See This Play: "Art" by Yasmina Reza at East West Players in Los Angeles

Because of my completely (completely!) unpretentious and ingratiating public persona, you wouldn't know that I can be a bit of a snob about things, particularly when it comes to theater. I have this theory that one's enjoyment of a play begins to break down when you sit beyond the seventh row and that enjoyment gets incrementally damaged as you keep going back. I think that's why many big Broadway shows leave a lot of people I know cold and indifferent.

I saw Yasmina Reza's brilliantly funny and perceptive play, Art (translated by Christopher Hampton), on Broadway many years ago with the powerhouse cast of Alan Alda, Victor Garber, and Alfred Molina. I'm sure you can imagine how delicious those scenery-chewing performances were—after all, the absurd story of three friends fighting over how stupid one of them is to pay a shitload of money for a white painting (it's modern art!) is rife with comic possibilities—but I must say, sitting in the fifteenth row or so, there seemed to be a bit of a disconnect between me and the performance, a disconnect that I tried hard to resist because, having read the play prior, it was one of my all-time favorites.
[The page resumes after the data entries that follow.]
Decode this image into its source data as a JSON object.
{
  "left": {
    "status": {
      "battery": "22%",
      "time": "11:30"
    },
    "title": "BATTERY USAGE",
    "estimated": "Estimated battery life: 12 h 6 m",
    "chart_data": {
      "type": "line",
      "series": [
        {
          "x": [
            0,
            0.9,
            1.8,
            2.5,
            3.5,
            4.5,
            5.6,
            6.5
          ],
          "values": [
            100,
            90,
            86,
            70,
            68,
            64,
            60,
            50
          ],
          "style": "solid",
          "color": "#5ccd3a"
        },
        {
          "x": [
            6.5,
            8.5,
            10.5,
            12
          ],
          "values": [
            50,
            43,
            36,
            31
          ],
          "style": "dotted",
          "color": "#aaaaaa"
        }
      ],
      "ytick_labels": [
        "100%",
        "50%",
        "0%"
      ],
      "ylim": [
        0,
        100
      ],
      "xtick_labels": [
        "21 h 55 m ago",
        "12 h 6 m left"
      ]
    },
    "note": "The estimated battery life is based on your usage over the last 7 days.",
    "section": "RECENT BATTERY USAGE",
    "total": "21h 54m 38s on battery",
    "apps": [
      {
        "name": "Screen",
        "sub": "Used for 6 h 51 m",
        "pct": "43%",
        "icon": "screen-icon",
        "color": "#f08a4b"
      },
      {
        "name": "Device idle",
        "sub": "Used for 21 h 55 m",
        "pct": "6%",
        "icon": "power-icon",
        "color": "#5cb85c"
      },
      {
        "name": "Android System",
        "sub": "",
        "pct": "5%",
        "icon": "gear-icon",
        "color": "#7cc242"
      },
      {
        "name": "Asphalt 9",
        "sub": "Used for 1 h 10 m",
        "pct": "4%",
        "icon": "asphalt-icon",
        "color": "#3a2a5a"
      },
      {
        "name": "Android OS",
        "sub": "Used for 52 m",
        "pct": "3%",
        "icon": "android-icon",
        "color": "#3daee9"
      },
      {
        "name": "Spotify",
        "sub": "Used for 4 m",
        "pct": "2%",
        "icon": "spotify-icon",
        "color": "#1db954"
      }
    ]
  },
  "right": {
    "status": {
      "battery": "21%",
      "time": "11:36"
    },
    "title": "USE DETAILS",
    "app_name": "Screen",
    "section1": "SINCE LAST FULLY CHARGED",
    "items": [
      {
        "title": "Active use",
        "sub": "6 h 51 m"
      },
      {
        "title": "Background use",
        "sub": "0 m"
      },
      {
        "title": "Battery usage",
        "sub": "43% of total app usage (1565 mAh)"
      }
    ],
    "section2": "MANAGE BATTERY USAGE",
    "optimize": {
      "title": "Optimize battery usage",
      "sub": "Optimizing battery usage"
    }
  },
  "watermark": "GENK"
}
It was my Seventh Row Theory in action.

Well, not only is East West Players' current production of Art, running through October 11, 2009, pitch-perfect—from the nimble yet depth-delving directing by Alberto Isaac to the very funny yet ultimately heartbreaking performances of Francois Chau (who you may recognize as Dr. Pierre Chang from Lost), Bernard White, and force of nature Ryun Yu—I got to sit in the fourth row. (Ah, the beauty of connections!) Thus, I found myself more deeply affected by this production than what I had seen on Broadway.

The play may delight in mocking the pretentiousness of some modern art, as well as the intellectuals who rail against it, but Reza is more interested in how the pursuit of artistic beauty is, in essence, a fight against the impermanence of friendships, of one's self-perception, and of life itself. Art lasts; we don't; what now?

For more information and tickets, visit East West Players.


  1. nice, prince.
    bring on yo pretentious, seventh-row self!

    what now indeed!

  2. fuck row eleven! like, totally!

    word verification: knopyrit

  3. So you admit it, you snob.

  4. Howard, you and I haven't fought in a while. I miss beating you up.